The legislator’s purpose with the DMA is obvious. But what will exactly the DMA prescribe and how will it enforce compliance? First and foremost, it will prohibit the current practice of gatekeepers requiring exclusivity from traders registered with them. Platforms will be obliged to disclose the generated data not only to end-users, but to business users as well. This is very important, because the exclusive access to data was the factor that led to the enormous competitive advantage of Big Tech, and made way for them to gain more power than countries, in some cases. The DMA also contemplates to create fairer circumstances regarding platform advertising. It bans platform operators from presenting the advertisements of business clients in smaller or otherwise less visible form compared to their own advertisements. In addition to the above, the DMA will also introduce plenty of other rules to promote transparency and equal digital market access to traders.

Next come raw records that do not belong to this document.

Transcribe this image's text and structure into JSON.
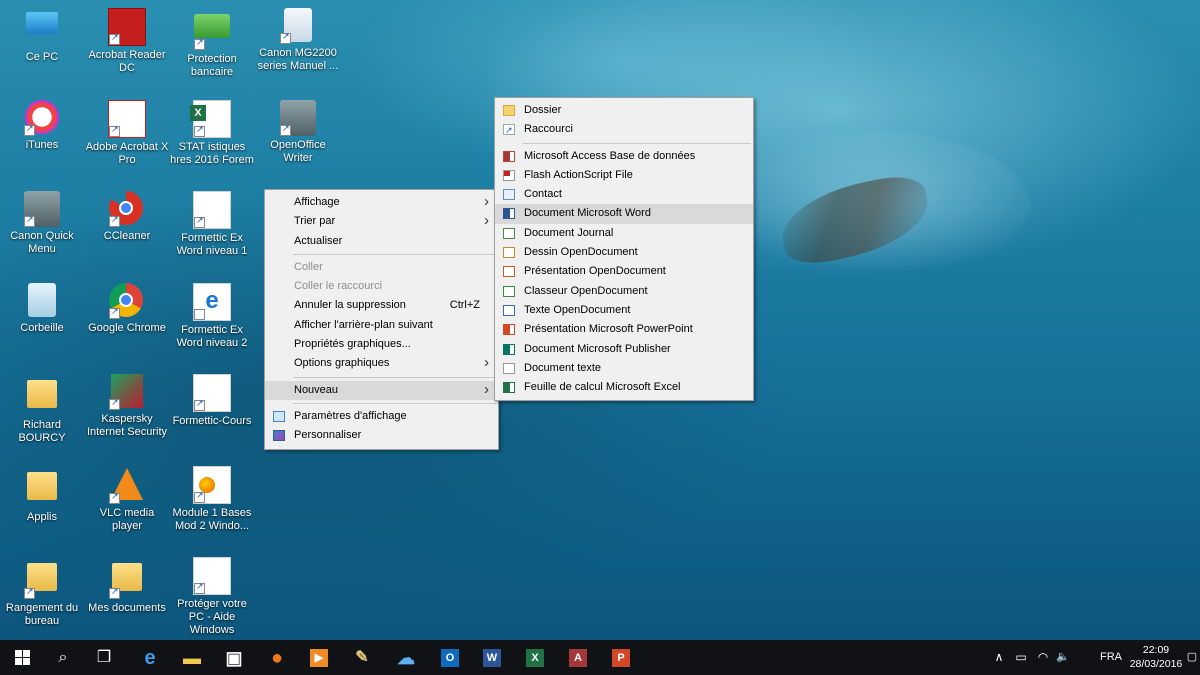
{
  "desktop": {
    "icons": [
      {
        "label": "Ce PC"
      },
      {
        "label": "Acrobat Reader DC"
      },
      {
        "label": "Protection bancaire"
      },
      {
        "label": "Canon MG2200 series Manuel ..."
      },
      {
        "label": "iTunes"
      },
      {
        "label": "Adobe Acrobat X Pro"
      },
      {
        "label": "STAT istiques hres 2016 Forem"
      },
      {
        "label": "OpenOffice Writer"
      },
      {
        "label": "Canon Quick Menu"
      },
      {
        "label": "CCleaner"
      },
      {
        "label": "Formettic Ex Word niveau 1"
      },
      {
        "label": "Corbeille"
      },
      {
        "label": "Google Chrome"
      },
      {
        "label": "Formettic Ex Word niveau 2"
      },
      {
        "label": "Richard BOURCY"
      },
      {
        "label": "Kaspersky Internet Security"
      },
      {
        "label": "Formettic-Cours"
      },
      {
        "label": "Applis"
      },
      {
        "label": "VLC media player"
      },
      {
        "label": "Module 1 Bases Mod 2 Windo..."
      },
      {
        "label": "Rangement du bureau"
      },
      {
        "label": "Mes documents"
      },
      {
        "label": "Protéger votre PC - Aide Windows"
      }
    ]
  },
  "context_menu": {
    "items": [
      {
        "label": "Affichage"
      },
      {
        "label": "Trier par"
      },
      {
        "label": "Actualiser"
      },
      {
        "label": "Coller"
      },
      {
        "label": "Coller le raccourci"
      },
      {
        "label": "Annuler la suppression",
        "shortcut": "Ctrl+Z"
      },
      {
        "label": "Afficher l'arrière-plan suivant"
      },
      {
        "label": "Propriétés graphiques..."
      },
      {
        "label": "Options graphiques"
      },
      {
        "label": "Nouveau"
      },
      {
        "label": "Paramètres d'affichage"
      },
      {
        "label": "Personnaliser"
      }
    ]
  },
  "submenu_nouveau": {
    "items": [
      {
        "label": "Dossier"
      },
      {
        "label": "Raccourci"
      },
      {
        "label": "Microsoft Access Base de données"
      },
      {
        "label": "Flash ActionScript File"
      },
      {
        "label": "Contact"
      },
      {
        "label": "Document Microsoft Word"
      },
      {
        "label": "Document Journal"
      },
      {
        "label": "Dessin OpenDocument"
      },
      {
        "label": "Présentation OpenDocument"
      },
      {
        "label": "Classeur OpenDocument"
      },
      {
        "label": "Texte OpenDocument"
      },
      {
        "label": "Présentation Microsoft PowerPoint"
      },
      {
        "label": "Document Microsoft Publisher"
      },
      {
        "label": "Document texte"
      },
      {
        "label": "Feuille de calcul Microsoft Excel"
      }
    ]
  },
  "taskbar": {
    "pinned": [
      {
        "icon": "start-icon"
      },
      {
        "icon": "search-icon",
        "glyph": "⌕"
      },
      {
        "icon": "task-view-icon",
        "glyph": "❐"
      },
      {
        "icon": "edge-icon",
        "glyph": "e"
      },
      {
        "icon": "file-explorer-icon",
        "glyph": "▬"
      },
      {
        "icon": "store-icon",
        "glyph": "▣"
      },
      {
        "icon": "firefox-icon",
        "glyph": "●"
      },
      {
        "icon": "media-player-icon",
        "glyph": "▶"
      },
      {
        "icon": "paint-icon",
        "glyph": "✎"
      },
      {
        "icon": "cloud-app-icon",
        "glyph": "☁"
      },
      {
        "icon": "outlook-icon",
        "glyph": "O"
      },
      {
        "icon": "word-icon",
        "glyph": "W"
      },
      {
        "icon": "excel-icon",
        "glyph": "X"
      },
      {
        "icon": "access-icon",
        "glyph": "A"
      },
      {
        "icon": "powerpoint-icon",
        "glyph": "P"
      }
    ],
    "tray": {
      "chevron_glyph": "∧",
      "battery_glyph": "▭",
      "network_glyph": "◠",
      "volume_glyph": "🔈",
      "language": "FRA",
      "time": "22:09",
      "date": "28/03/2016",
      "notification_glyph": "▢"
    },
    "colors": {
      "background": "#101215",
      "active_indicator": "#7aa7d6"
    }
  },
  "colors": {
    "menu_background": "#f0f0f0",
    "menu_highlight": "#d9d9d9",
    "disabled_text": "#8d8d8d"
  }
}
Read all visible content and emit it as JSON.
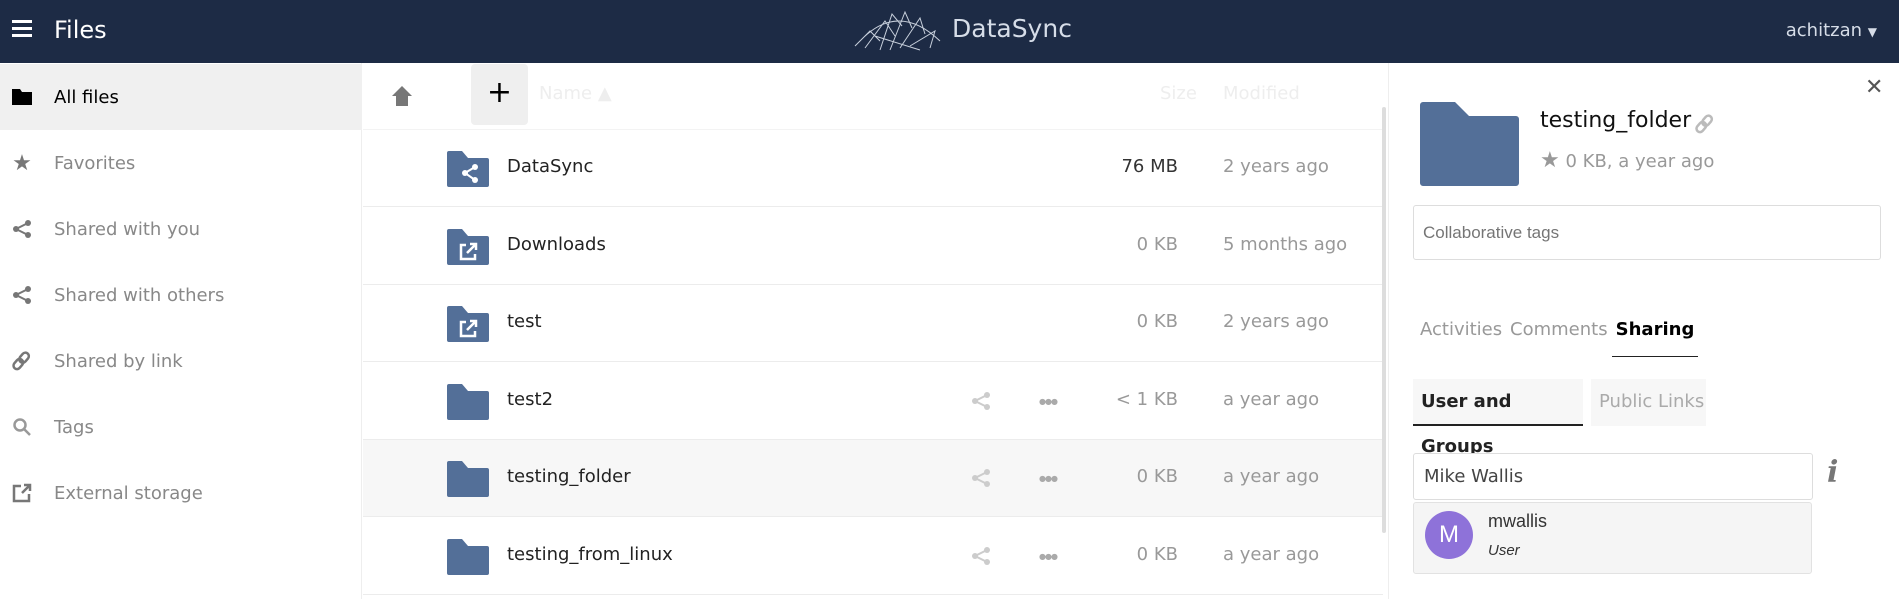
{
  "header": {
    "app_title": "Files",
    "brand": "DataSync",
    "user": "achitzan",
    "colors": {
      "bar": "#1d2b45",
      "folder": "#536f98",
      "avatar": "#8e72d9"
    }
  },
  "sidebar": {
    "items": [
      {
        "label": "All files",
        "icon": "folder-icon",
        "active": true
      },
      {
        "label": "Favorites",
        "icon": "star-icon"
      },
      {
        "label": "Shared with you",
        "icon": "share-icon"
      },
      {
        "label": "Shared with others",
        "icon": "share-icon"
      },
      {
        "label": "Shared by link",
        "icon": "link-icon"
      },
      {
        "label": "Tags",
        "icon": "search-icon"
      },
      {
        "label": "External storage",
        "icon": "external-icon"
      }
    ]
  },
  "files": {
    "columns": {
      "name": "Name ▲",
      "size": "Size",
      "modified": "Modified"
    },
    "new_label": "+",
    "rows": [
      {
        "name": "DataSync",
        "size": "76 MB",
        "modified": "2 years ago",
        "icon": "shared-folder-icon"
      },
      {
        "name": "Downloads",
        "size": "0 KB",
        "modified": "5 months ago",
        "icon": "external-folder-icon"
      },
      {
        "name": "test",
        "size": "0 KB",
        "modified": "2 years ago",
        "icon": "external-folder-icon"
      },
      {
        "name": "test2",
        "size": "< 1 KB",
        "modified": "a year ago",
        "icon": "folder-icon"
      },
      {
        "name": "testing_folder",
        "size": "0 KB",
        "modified": "a year ago",
        "icon": "folder-icon",
        "selected": true
      },
      {
        "name": "testing_from_linux",
        "size": "0 KB",
        "modified": "a year ago",
        "icon": "folder-icon"
      }
    ]
  },
  "details": {
    "name": "testing_folder",
    "meta": "0 KB, a year ago",
    "tags_placeholder": "Collaborative tags",
    "tabs": [
      "Activities",
      "Comments",
      "Sharing"
    ],
    "subtabs": [
      "User and Groups",
      "Public Links"
    ],
    "share_input": "Mike Wallis",
    "suggestion": {
      "initial": "M",
      "name": "mwallis",
      "type": "User"
    }
  }
}
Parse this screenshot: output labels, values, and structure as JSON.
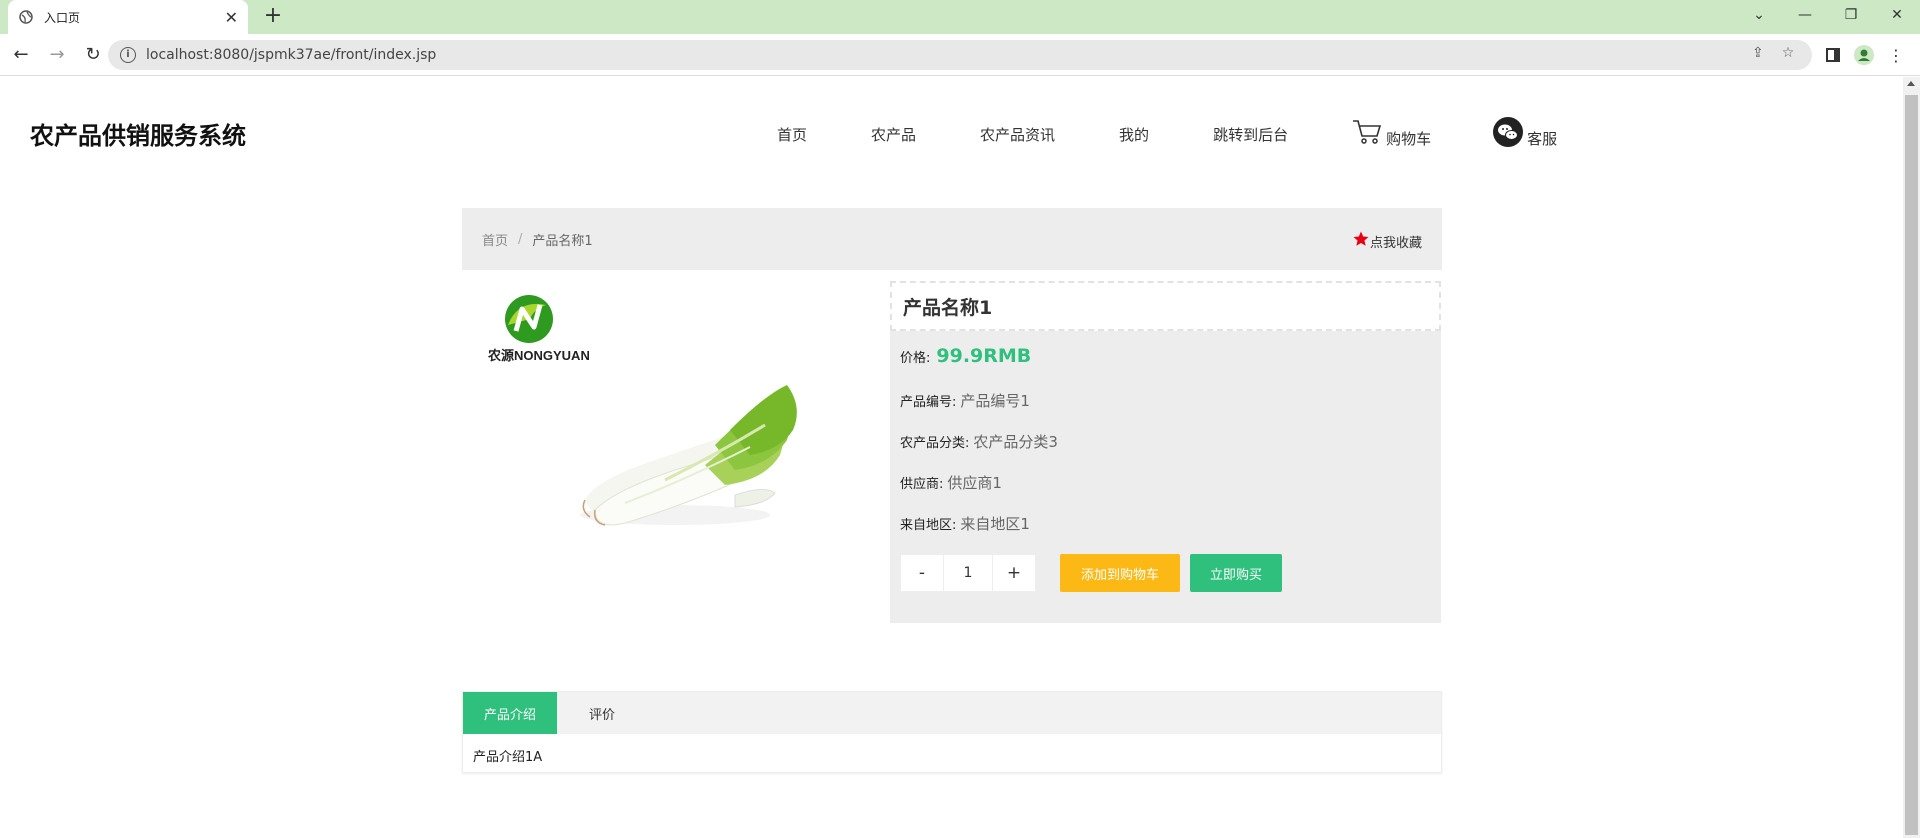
{
  "browser": {
    "tab_title": "入口页",
    "url": "localhost:8080/jspmk37ae/front/index.jsp"
  },
  "site": {
    "title": "农产品供销服务系统",
    "nav": [
      "首页",
      "农产品",
      "农产品资讯",
      "我的",
      "跳转到后台"
    ],
    "cart_label": "购物车",
    "service_label": "客服"
  },
  "breadcrumb": {
    "home": "首页",
    "sep": "/",
    "current": "产品名称1",
    "favorite": "点我收藏"
  },
  "product": {
    "name": "产品名称1",
    "logo_text": "农源NONGYUAN",
    "price_label": "价格:",
    "price": "99.9RMB",
    "code_label": "产品编号:",
    "code": "产品编号1",
    "category_label": "农产品分类:",
    "category": "农产品分类3",
    "supplier_label": "供应商:",
    "supplier": "供应商1",
    "region_label": "来自地区:",
    "region": "来自地区1",
    "qty_minus": "-",
    "qty": "1",
    "qty_plus": "+",
    "add_to_cart": "添加到购物车",
    "buy_now": "立即购买"
  },
  "tabs": {
    "intro": "产品介绍",
    "review": "评价",
    "intro_content": "产品介绍1A"
  },
  "colors": {
    "accent": "#2fc07e",
    "cart_button": "#fcb815",
    "favorite_star": "#e60012"
  }
}
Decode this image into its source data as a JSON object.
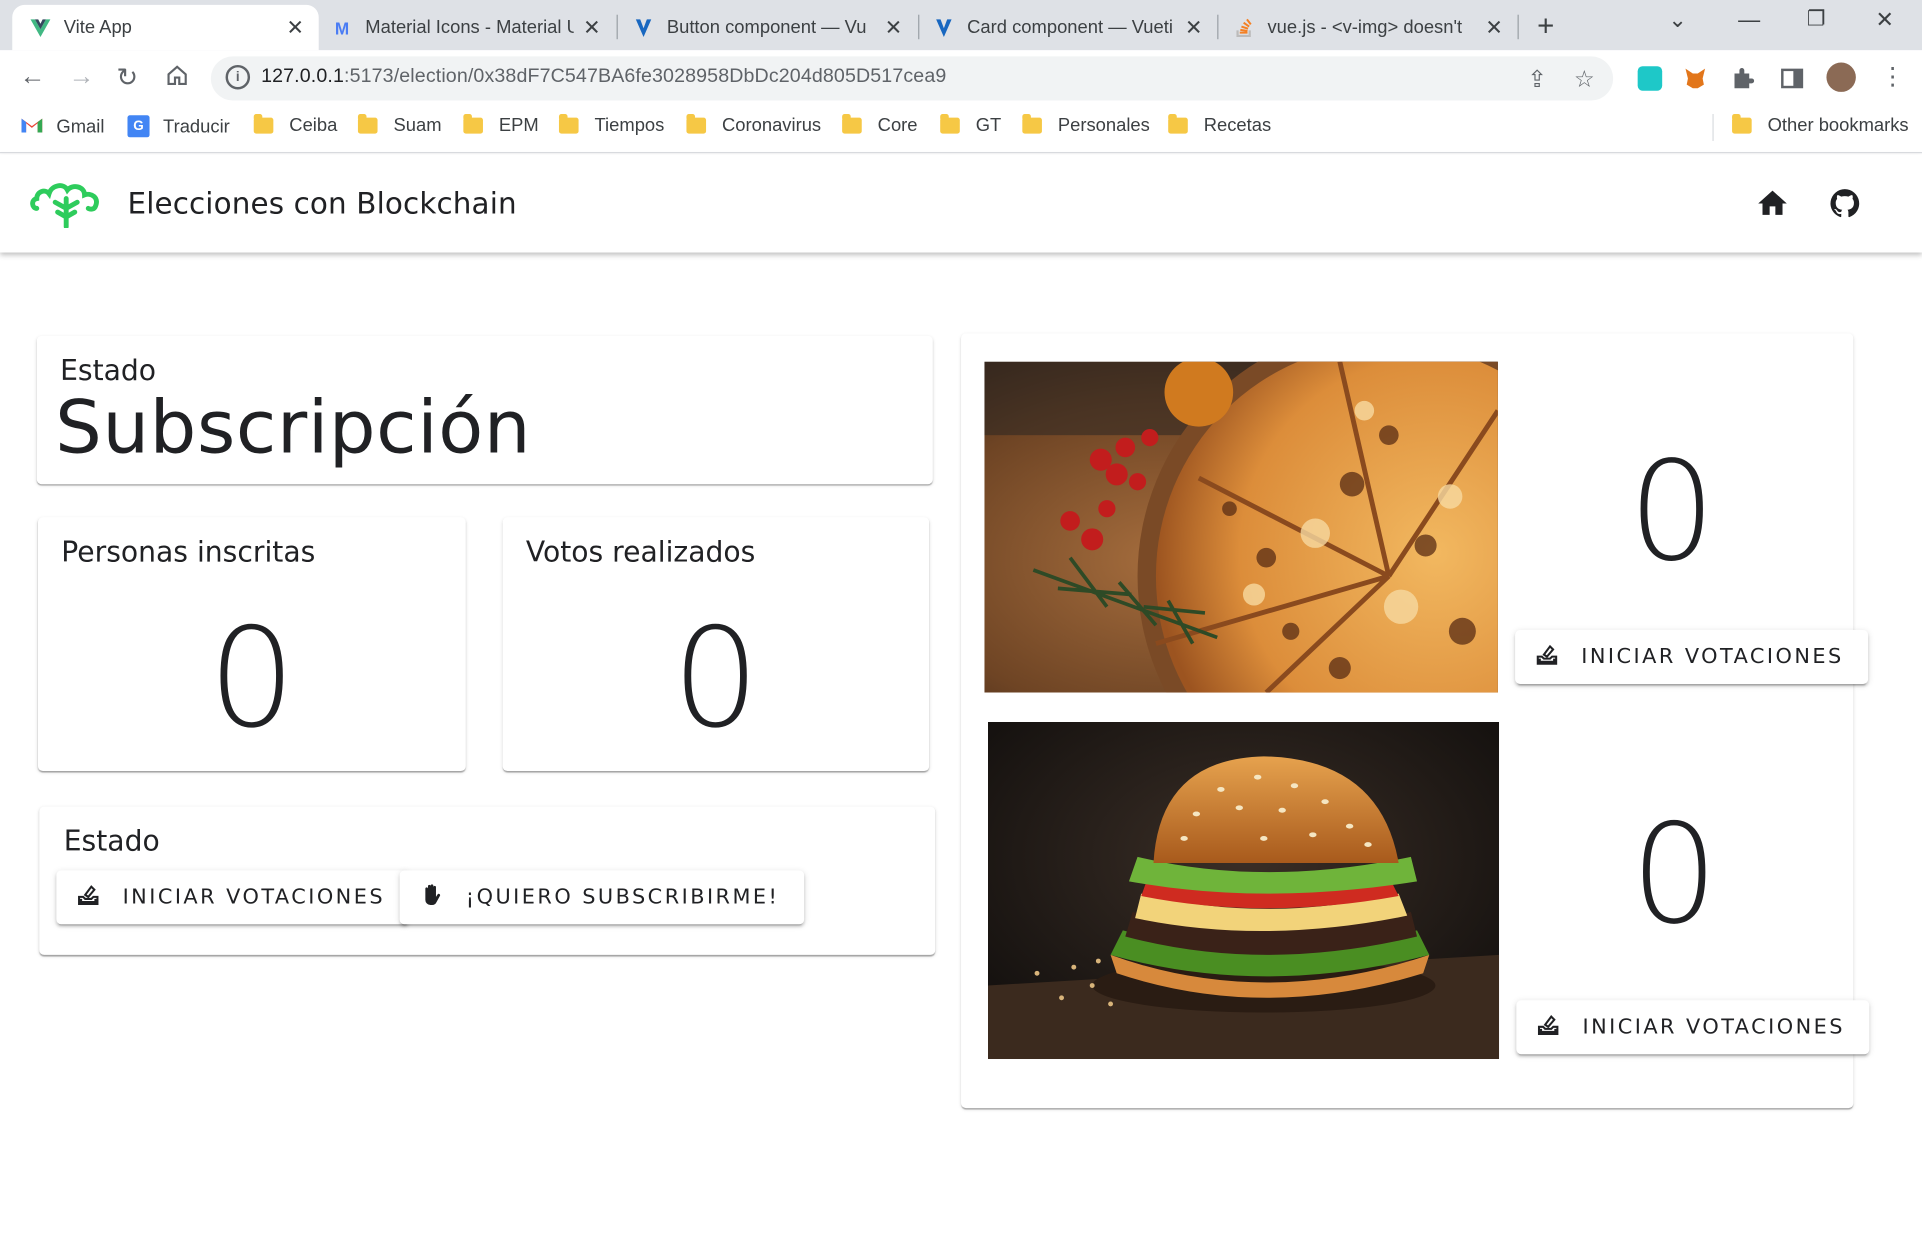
{
  "browser": {
    "tabs": [
      {
        "label": "Vite App",
        "icon": "vite-icon",
        "active": true
      },
      {
        "label": "Material Icons - Material U",
        "icon": "material-icon",
        "active": false
      },
      {
        "label": "Button component — Vu",
        "icon": "vuetify-icon",
        "active": false
      },
      {
        "label": "Card component — Vueti",
        "icon": "vuetify-icon",
        "active": false
      },
      {
        "label": "vue.js - <v-img> doesn't",
        "icon": "stackoverflow-icon",
        "active": false
      }
    ],
    "url_host": "127.0.0.1",
    "url_path": ":5173/election/0x38dF7C547BA6fe3028958DbDc204d805D517cea9",
    "bookmarks": [
      "Gmail",
      "Traducir",
      "Ceiba",
      "Suam",
      "EPM",
      "Tiempos",
      "Coronavirus",
      "Core",
      "GT",
      "Personales",
      "Recetas"
    ],
    "other_bookmarks": "Other bookmarks"
  },
  "app": {
    "title": "Elecciones con Blockchain",
    "accent": "#2ecc5c"
  },
  "status_card": {
    "label": "Estado",
    "value": "Subscripción"
  },
  "stats": {
    "registered_label": "Personas inscritas",
    "registered_value": "0",
    "votes_label": "Votos realizados",
    "votes_value": "0"
  },
  "actions_card": {
    "label": "Estado",
    "start_voting": "INICIAR VOTACIONES",
    "subscribe": "¡QUIERO SUBSCRIBIRME!"
  },
  "candidates": [
    {
      "image": "pizza",
      "votes": "0",
      "button": "INICIAR VOTACIONES"
    },
    {
      "image": "hamburger",
      "votes": "0",
      "button": "INICIAR VOTACIONES"
    }
  ]
}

But what kind of sanction tools will the European Commission have in order to enforce the desired compliance? For regular breach of obligations, so-called corrective measures, severe fines, and periodic penalty payment may be imposed. The initial proposal for fines was a maximum of 10% of the total global annual turnover, but this is being revised due to the initiation of the European Parliament, and there is a possibility that the maximum fine will climb up to 20%. As the hardest correction sanction, the compulsory selling of the enterprise may also be imposed under the DMA.
Brave new future?
The envisaged sanctions seem to be very serious, but the actual enforcement of compliant behaviour will not be easy. There had been countless unsuccessful attempts to regulate Big Tech. The main problem is that even the most detailed regulations are very hard to be enforced in the digital sphere, where value lies in the mass of data. By taking a brief look at GDPR, we can neither be optimist concerning DMA. For the time being, it is not yet even clear how the European Commission would sufficiently enforce the selling or breaking up of a company that is based outside the EU. Regardless of the upcoming entry into force of the DMA, there are currently more questions than answers about its actual implementation.
Nevertheless, the draft text was recently approved by the European Parliament, taking another big step towards regulating Big Tech companies, at least at the level of intention. It is expected that the DMA will be published later this year, but it will still require the approval of the European Council and therefore the Member States. The current French presidency is reportedly determined to make the DMA a binding law as soon as possible. The difficult part of the process, however, comes now as the draft still has to be finalised along national interests, and the representatives of the member states will certainly have their own word in the process.